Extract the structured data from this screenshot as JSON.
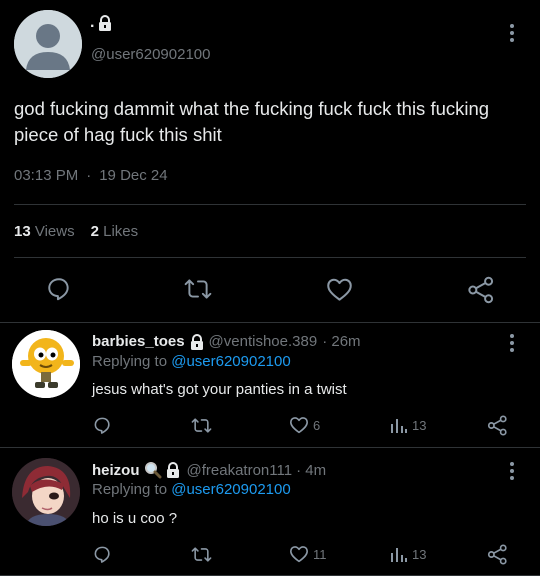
{
  "tweet": {
    "display_name": ".",
    "handle": "@user620902100",
    "text_line1": "god fucking dammit what the fucking fuck fuck this fucking",
    "text_line2": "piece of hag fuck this shit",
    "time": "03:13 PM",
    "separator": "·",
    "date": "19 Dec 24",
    "views_count": "13",
    "views_label": "Views",
    "likes_count": "2",
    "likes_label": "Likes"
  },
  "replies": [
    {
      "name": "barbies_toes",
      "handle": "@ventishoe.389",
      "time": "· 26m",
      "replying_prefix": "Replying to",
      "replying_to": "@user620902100",
      "text": "jesus what's got your panties in a twist",
      "likes": "6",
      "views": "13"
    },
    {
      "name": "heizou",
      "handle": "@freakatron111",
      "time": "· 4m",
      "replying_prefix": "Replying to",
      "replying_to": "@user620902100",
      "text": "ho is u coo ?",
      "likes": "11",
      "views": "13"
    }
  ],
  "colors": {
    "background": "#000000",
    "text": "#e7e9ea",
    "muted": "#71767b",
    "link": "#1d9bf0",
    "divider": "#2f3336"
  }
}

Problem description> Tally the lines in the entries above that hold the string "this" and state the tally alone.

Response area> 3